The poem's structure is simple, with four stanzas of four lines each. The rhyme scheme is AABB, with the first and second lines rhyming, as well as the third and fourth lines. This simple structure adds to the poem's whimsical and lighthearted tone, making it easy to read and understand.
The language used in the poem is also simple and easy to understand, making it accessible to readers of all ages. Silverstein uses playful and imaginative language, such as "He'll stand on his head / Till his shoulders are sore," to create a vivid image of Cloony's antics.
One of the most striking aspects of the poem is the contrast between Cloony's constant happiness and the sadness and pain that he is aware of. This contrast creates a sense of depth and complexity to the character, making him more than just a simple clown. Cloony is a symbol of resilience and hope, showing that even in the darkest of times, we can choose to be happy and spread joy to others.
The poem's message is particularly relevant in today's world, where there is so much negativity and despair. It serves as a reminder that even in the face of adversity, we can choose to be happy and spread joy to others. This message is especially important for children, who may be struggling with their own challenges and need to be reminded that happiness is a choice.
In conclusion, "Cloony The Clown" is a timeless poem that continues to resonate with readers of all ages. Its simple structure, playful language, and powerful message make it a classic work of poetry.
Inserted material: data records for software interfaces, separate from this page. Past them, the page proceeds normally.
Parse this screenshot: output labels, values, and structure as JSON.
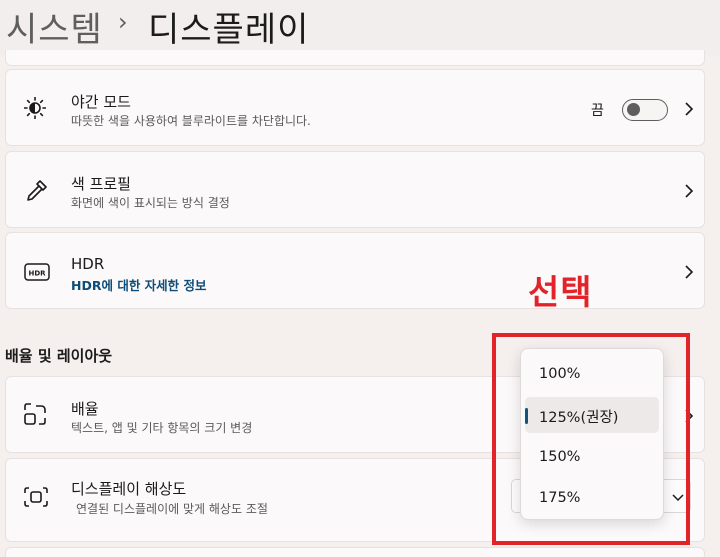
{
  "breadcrumb": {
    "root": "시스템",
    "separator": "›",
    "current": "디스플레이"
  },
  "night_light": {
    "title": "야간 모드",
    "description": "따뜻한 색을 사용하여 블루라이트를 차단합니다.",
    "toggle_state": "끔"
  },
  "color_profile": {
    "title": "색 프로필",
    "description": "화면에 색이 표시되는 방식 결정"
  },
  "hdr": {
    "title": "HDR",
    "link": "HDR에 대한 자세한 정보",
    "icon_text": "HDR"
  },
  "scale_layout": {
    "section_title": "배율 및 레이아웃"
  },
  "scale": {
    "title": "배율",
    "description": "텍스트, 앱 및 기타 항목의 크기 변경",
    "options": [
      "100%",
      "125%(권장)",
      "150%",
      "175%"
    ],
    "selected": "125%(권장)"
  },
  "resolution": {
    "title": "디스플레이 해상도",
    "description": "연결된 디스플레이에 맞게 해상도 조절"
  },
  "annotation": {
    "label": "선택",
    "color": "#e3232a"
  },
  "colors": {
    "accent": "#11557c",
    "link": "#0d4d79",
    "annotation": "#e3232a"
  }
}
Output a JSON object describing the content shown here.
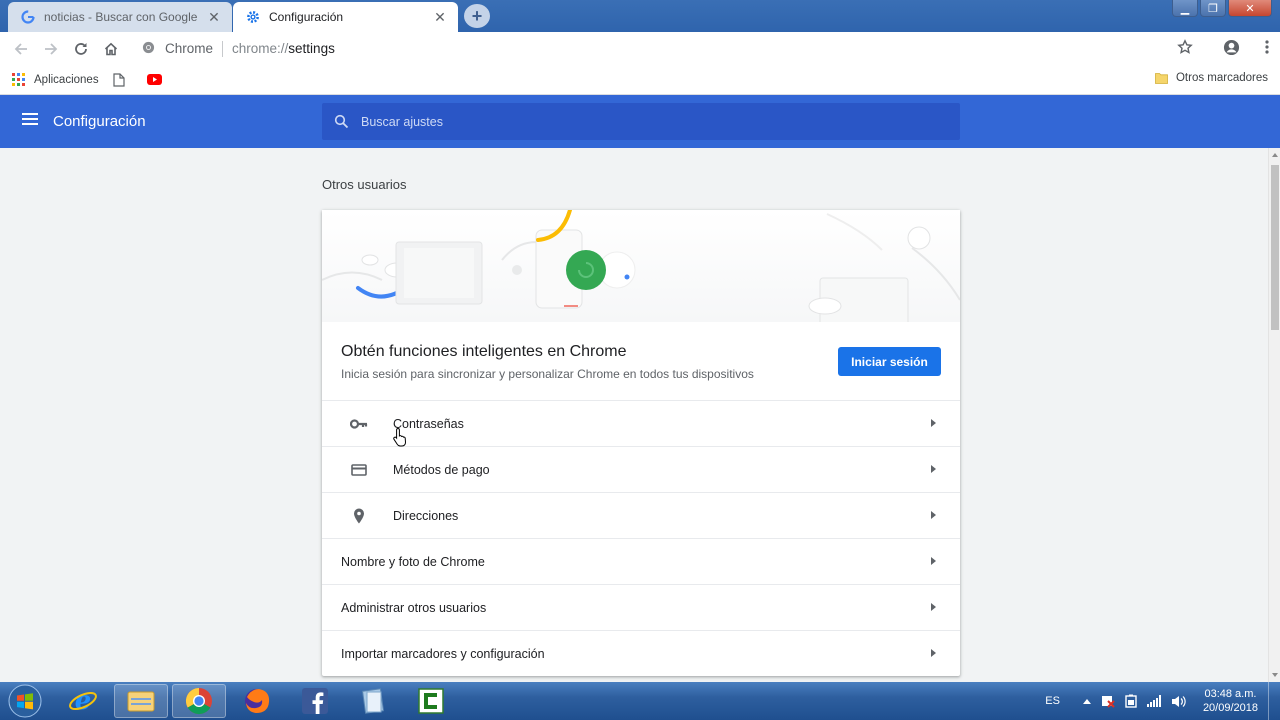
{
  "tabs": [
    {
      "title": "noticias - Buscar con Google",
      "icon": "google-g-icon",
      "active": false
    },
    {
      "title": "Configuración",
      "icon": "gear-icon",
      "active": true
    }
  ],
  "omnibox": {
    "site_label": "Chrome",
    "url_scheme": "chrome://",
    "url_path": "settings"
  },
  "bookmarks": {
    "items": [
      {
        "label": "Aplicaciones",
        "icon": "apps-grid-icon"
      },
      {
        "label": "",
        "icon": "page-icon"
      },
      {
        "label": "",
        "icon": "youtube-icon"
      }
    ],
    "other": "Otros marcadores"
  },
  "settings": {
    "title": "Configuración",
    "search_placeholder": "Buscar ajustes",
    "section_title": "Otros usuarios",
    "promo": {
      "title": "Obtén funciones inteligentes en Chrome",
      "subtitle": "Inicia sesión para sincronizar y personalizar Chrome en todos tus dispositivos",
      "button": "Iniciar sesión"
    },
    "rows": [
      {
        "label": "Contraseñas",
        "icon": "key-icon"
      },
      {
        "label": "Métodos de pago",
        "icon": "credit-card-icon"
      },
      {
        "label": "Direcciones",
        "icon": "location-pin-icon"
      },
      {
        "label": "Nombre y foto de Chrome",
        "icon": ""
      },
      {
        "label": "Administrar otros usuarios",
        "icon": ""
      },
      {
        "label": "Importar marcadores y configuración",
        "icon": ""
      }
    ]
  },
  "taskbar": {
    "apps": [
      "internet-explorer-icon",
      "file-explorer-icon",
      "chrome-icon",
      "firefox-icon",
      "facebook-icon",
      "notebook-icon",
      "camtasia-icon"
    ],
    "language": "ES",
    "time": "03:48 a.m.",
    "date": "20/09/2018"
  },
  "colors": {
    "header_blue": "#3367d6",
    "search_blue": "#2a56c6",
    "button_blue": "#1a73e8",
    "taskbar_blue": "#2e5f9f"
  }
}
Shel Silverstein's ability to create a character like Cloony, who embodies the power of happiness and joy, is a testament to his skill as a poet and storyteller.
Editor Recommended SitesOpen Models: Open source models for large language model fine tuning, and machine learning classification
Data Integration - Record linkage and entity resolution & Realtime session merging: Connect all your datasources across databases, streaming, and realtime sources
Ocaml App: Applications made in Ocaml, directory
Cloud Actions - Learn Cloud actions & Cloud action Examples: Learn and get examples for Cloud Actions
Networking Place: Networking social network, similar to linked-in, but for your business and consulting services
Recommended Similar AnalysisLamb , The by William Blake analysis
Mad Song by William Blake analysis
Joy by Sarah Teasdale analysis
Gathering Leaves by Robert Lee Frost analysis
Epitaphium Erotii by Robert Louis Stevenson analysis
Sound and Sense by Alexander Pope analysis
The last Night that She lived by Emily Dickinson analysis
what if a much of a which of a wind... (XX) by e.e. cummings analysis
One need not be a chamber to be haunted, by Emily Dickinson analysis
Rain by Edward Thomas analysis